While it could have been done better, I do love the gradual buildup to the reason why Ba Sing Se is such a great and corrupt city. Long Feng, the man who in charge of military operations in Ba Sing Se, and thus technically the one in charge, has good reason not to have the war mentioned within the city: as the last safe haven and utopia in the Avatar universe, why mess up a good thing with talks of war and social upheaval? A lot of people operate this way, so it’s nice to see that issue addressed.
It’s also interesting how Iroh’s tea making skills actually save him and Zuko when the Dai Li come to arrest Jet. Instead of looking into Jet’s claims, they simply want him to remain quiet to preserve order. In that case, investigating the claims would have been in order if Iroh hadn’t already established himself as a wonderful man who knows how to make a great pot of tea. Status and reputation win the day here. (Maybe this episode is more subtle than I thought.)
The fight scene between Jet and Zuko is well done, and the animation is more lively than usual. I’ll also admit that the crosscutting between Jet’s brainwashing in the end and the kids’ talk with Long Feng is pretty well handled.
I guess it is pretty interesting that they find their chance to meet the Earth King through the party for his pet bear. Otherwise, they would have to wait a whole month to have an audience with him. As the saying goes, “One does not just POP in on the Earth King.”
Thanks to Toph’s upbringing, she knows how to blend her and Katara into high society. Aang and Sokka are out of the loop, but they sneak in later as bus boys. Pretty clever, guys.

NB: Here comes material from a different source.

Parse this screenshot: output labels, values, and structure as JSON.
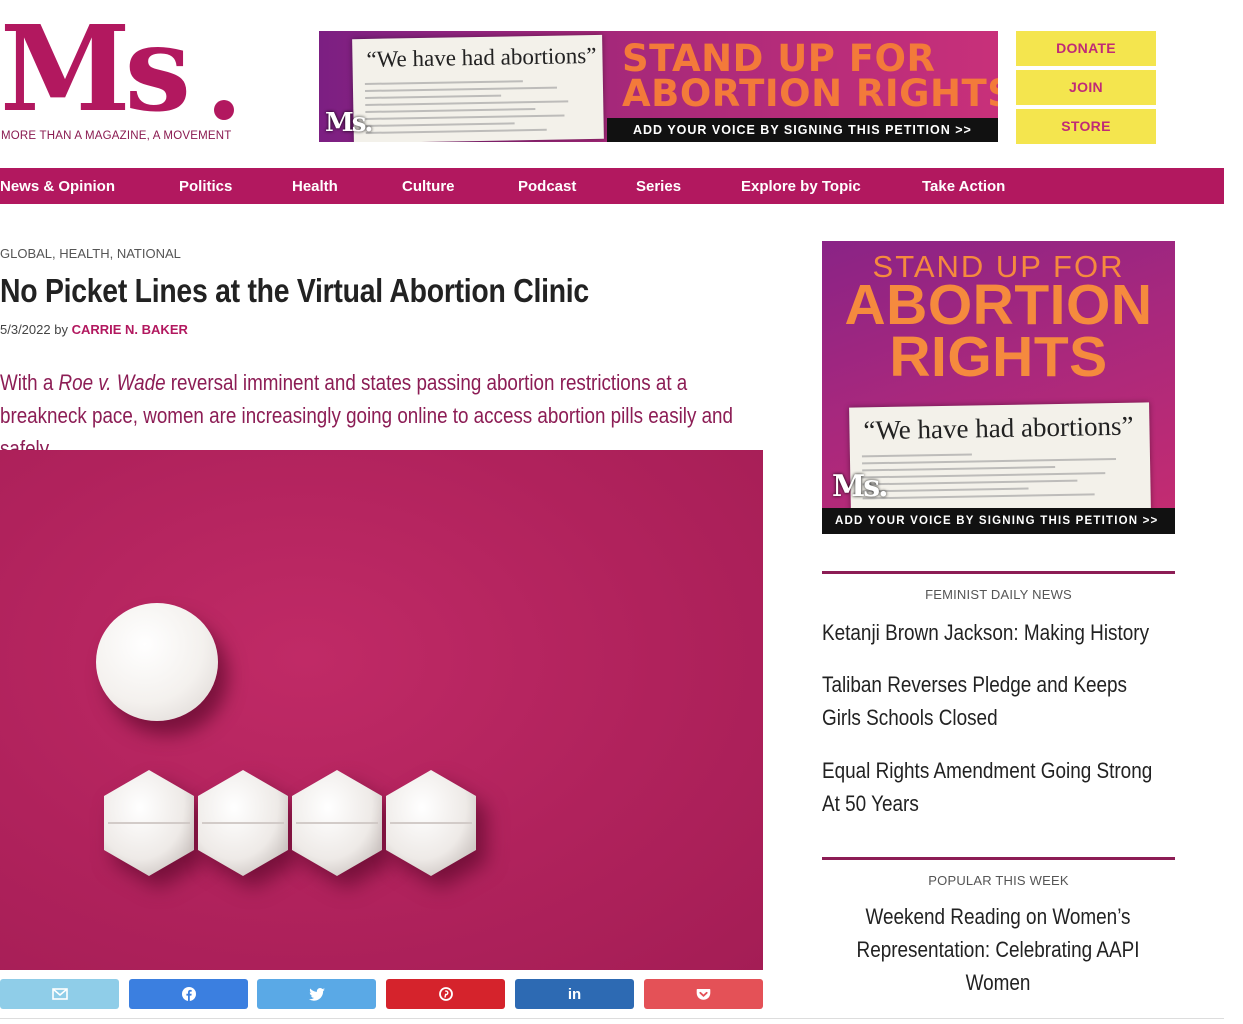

But if there’s one element of “City of Walls and Secrets” I can say is truly the heart of this episode, then it’s Joo Dee.
Initially, she is extremely annoying—but in a funny way, until a certain someone—and you can sense she’s hiding many things. She’s always smiling, always evading specific questions, and always on the kids’ backs.
It’s not until the party scene that she seems to express any sort of emotion that’s not pre-packaged bullshit. She warns the kids that by being there, they could all get in big trouble. Aang, naturally, blows their cover and everyone knows the Avatar is there.
And Joo Dee’s typically fake smile turns into a very real expression of fear.
It’s the most powerful moment in the episode, and it only grows more powerful each time I watch the episode. For one thing, it’s the last we ever see of her. At the end of the episode, we learn that she has been replaced by another “Joo Dee,” who is eerily similar and totally different from the Joo Dee we first met.
We never learn what happened to Joo Dee, anyway. And that, of course, raises another very important: how many times has a Joo Dee been disposed of and replaced by another? You get the sense that this sort of thing happens every so often and it’s rather chilling to think about. Joo Dee had to have known the dangers of her job before hand, otherwise she would not have been so frightened when Aang accidentally revealed himself.
And we get no reassurance that she’s OK either. The last shot is of the new “Joo Dee,” so the cycle can continue. It’s another downer ending for Avatar. It’s nice to see one of those again.
All screenshots courtesy of piandao.org.